- [How to complete this task] For each line below that contains the string "icon", copy that line.

+++ Extracted information

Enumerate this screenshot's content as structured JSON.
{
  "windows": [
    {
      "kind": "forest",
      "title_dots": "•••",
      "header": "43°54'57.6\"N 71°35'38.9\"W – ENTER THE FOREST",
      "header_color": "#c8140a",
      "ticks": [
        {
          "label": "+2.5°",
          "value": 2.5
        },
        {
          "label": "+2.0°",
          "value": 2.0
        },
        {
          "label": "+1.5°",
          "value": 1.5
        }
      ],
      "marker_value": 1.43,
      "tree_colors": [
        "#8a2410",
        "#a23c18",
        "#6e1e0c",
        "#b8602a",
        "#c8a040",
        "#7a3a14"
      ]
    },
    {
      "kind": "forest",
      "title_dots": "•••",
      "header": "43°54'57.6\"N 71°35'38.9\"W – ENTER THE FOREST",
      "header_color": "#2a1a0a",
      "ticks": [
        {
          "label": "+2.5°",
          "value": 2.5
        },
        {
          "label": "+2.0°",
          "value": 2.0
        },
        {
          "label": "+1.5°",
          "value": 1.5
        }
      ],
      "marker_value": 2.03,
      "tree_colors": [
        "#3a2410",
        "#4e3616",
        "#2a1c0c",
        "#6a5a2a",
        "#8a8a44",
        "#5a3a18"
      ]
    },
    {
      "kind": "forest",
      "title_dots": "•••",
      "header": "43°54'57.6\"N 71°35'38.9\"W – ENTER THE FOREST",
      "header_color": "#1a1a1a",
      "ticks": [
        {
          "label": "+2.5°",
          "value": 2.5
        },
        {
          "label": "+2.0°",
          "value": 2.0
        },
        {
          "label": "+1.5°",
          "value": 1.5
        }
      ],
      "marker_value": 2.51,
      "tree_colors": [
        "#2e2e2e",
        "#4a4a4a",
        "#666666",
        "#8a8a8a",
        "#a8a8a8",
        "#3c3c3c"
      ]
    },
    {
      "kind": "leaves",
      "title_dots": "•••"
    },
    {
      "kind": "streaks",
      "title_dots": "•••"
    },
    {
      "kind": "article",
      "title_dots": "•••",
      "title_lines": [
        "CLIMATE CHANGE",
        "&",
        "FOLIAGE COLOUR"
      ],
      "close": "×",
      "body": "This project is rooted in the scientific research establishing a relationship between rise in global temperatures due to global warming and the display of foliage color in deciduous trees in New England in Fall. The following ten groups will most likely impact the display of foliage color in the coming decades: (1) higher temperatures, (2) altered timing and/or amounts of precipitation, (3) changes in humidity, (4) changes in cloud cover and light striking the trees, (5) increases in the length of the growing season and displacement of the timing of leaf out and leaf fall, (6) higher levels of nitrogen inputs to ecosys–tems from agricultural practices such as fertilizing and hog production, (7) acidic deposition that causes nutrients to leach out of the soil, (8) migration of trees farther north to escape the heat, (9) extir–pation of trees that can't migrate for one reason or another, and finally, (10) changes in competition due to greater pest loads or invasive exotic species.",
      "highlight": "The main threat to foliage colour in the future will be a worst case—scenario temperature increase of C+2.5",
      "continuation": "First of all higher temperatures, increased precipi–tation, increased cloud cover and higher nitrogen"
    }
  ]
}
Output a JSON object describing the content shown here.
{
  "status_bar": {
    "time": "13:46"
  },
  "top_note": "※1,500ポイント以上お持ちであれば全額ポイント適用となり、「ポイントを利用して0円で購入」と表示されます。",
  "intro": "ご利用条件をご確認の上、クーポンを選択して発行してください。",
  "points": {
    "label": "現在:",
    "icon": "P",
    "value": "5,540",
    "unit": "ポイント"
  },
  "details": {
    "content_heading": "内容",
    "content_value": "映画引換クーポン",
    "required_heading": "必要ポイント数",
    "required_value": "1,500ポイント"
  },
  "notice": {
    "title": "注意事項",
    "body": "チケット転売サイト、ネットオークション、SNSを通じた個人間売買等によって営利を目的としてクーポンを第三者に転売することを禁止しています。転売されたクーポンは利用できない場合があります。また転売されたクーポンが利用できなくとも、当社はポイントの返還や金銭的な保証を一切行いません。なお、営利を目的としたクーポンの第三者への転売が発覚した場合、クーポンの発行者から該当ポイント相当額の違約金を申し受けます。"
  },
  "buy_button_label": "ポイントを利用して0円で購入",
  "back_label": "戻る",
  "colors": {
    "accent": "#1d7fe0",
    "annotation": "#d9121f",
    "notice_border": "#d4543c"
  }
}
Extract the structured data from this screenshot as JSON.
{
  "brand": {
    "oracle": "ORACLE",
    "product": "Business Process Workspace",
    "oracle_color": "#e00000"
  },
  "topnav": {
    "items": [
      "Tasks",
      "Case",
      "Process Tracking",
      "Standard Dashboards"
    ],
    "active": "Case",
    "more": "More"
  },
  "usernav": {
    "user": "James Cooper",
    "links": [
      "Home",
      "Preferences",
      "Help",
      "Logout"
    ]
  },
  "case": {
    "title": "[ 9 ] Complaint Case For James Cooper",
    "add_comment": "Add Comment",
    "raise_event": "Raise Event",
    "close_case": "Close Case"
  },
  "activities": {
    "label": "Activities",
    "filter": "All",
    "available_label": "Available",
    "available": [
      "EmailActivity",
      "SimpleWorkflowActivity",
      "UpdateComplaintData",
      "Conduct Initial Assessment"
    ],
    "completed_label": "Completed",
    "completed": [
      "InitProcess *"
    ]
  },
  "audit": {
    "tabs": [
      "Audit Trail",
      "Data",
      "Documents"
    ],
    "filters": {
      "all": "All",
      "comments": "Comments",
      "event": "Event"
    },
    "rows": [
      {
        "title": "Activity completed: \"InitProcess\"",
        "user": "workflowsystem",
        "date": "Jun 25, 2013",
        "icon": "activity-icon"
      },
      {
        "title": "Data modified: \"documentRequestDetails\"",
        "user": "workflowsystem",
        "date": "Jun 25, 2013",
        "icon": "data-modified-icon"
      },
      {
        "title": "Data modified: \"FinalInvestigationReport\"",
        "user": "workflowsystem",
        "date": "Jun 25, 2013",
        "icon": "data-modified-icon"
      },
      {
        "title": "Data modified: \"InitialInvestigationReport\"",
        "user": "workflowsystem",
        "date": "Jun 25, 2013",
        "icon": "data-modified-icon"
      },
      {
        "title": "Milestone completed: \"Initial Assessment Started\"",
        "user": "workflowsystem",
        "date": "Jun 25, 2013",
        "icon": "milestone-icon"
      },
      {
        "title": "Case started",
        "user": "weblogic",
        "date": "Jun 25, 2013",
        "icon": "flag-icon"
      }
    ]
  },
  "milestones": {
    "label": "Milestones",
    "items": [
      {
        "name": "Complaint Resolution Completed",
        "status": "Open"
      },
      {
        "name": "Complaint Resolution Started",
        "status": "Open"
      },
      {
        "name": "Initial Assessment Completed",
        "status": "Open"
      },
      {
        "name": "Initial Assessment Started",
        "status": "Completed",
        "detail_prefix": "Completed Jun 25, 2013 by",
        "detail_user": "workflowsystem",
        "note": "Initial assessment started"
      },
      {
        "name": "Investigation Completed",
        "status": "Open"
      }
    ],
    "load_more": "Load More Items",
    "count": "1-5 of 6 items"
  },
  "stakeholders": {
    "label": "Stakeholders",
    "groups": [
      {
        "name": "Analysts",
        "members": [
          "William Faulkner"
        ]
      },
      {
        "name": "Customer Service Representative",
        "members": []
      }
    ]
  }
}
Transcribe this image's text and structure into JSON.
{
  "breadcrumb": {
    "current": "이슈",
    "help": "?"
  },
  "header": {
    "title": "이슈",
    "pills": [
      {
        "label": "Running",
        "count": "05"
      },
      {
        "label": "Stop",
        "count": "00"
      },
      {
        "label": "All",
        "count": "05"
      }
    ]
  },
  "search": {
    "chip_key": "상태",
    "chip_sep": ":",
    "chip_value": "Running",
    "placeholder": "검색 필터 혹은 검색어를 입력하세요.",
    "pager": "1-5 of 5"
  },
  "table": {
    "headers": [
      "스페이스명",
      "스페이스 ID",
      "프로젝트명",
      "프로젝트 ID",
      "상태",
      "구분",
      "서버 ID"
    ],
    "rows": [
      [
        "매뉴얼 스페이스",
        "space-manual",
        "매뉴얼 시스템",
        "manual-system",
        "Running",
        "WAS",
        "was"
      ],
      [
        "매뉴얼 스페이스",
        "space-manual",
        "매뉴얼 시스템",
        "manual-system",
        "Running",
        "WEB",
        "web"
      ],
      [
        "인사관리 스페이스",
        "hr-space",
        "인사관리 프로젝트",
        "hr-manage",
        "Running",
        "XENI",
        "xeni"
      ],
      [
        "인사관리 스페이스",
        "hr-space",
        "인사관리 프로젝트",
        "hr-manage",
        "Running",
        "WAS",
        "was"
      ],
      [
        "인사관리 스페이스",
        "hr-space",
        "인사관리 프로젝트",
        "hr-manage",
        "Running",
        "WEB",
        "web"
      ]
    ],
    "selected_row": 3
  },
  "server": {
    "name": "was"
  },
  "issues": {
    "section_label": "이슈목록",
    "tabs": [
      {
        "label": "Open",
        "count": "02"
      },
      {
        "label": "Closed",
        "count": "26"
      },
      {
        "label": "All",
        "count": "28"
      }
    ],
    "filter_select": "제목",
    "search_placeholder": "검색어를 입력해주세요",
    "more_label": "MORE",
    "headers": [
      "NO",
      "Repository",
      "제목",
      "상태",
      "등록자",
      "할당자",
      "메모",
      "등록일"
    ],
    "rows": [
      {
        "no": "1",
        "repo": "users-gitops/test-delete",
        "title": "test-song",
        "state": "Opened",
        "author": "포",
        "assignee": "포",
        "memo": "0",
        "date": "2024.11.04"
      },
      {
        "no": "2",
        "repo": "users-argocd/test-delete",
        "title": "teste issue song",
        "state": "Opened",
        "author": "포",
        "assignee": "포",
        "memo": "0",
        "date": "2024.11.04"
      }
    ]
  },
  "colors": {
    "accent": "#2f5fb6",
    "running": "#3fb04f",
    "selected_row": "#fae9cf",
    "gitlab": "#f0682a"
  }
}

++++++

- [Response below]
    "icon": "P",
        "icon": "activity-icon"
        "icon": "data-modified-icon"
        "icon": "data-modified-icon"
        "icon": "data-modified-icon"
        "icon": "milestone-icon"
        "icon": "flag-icon"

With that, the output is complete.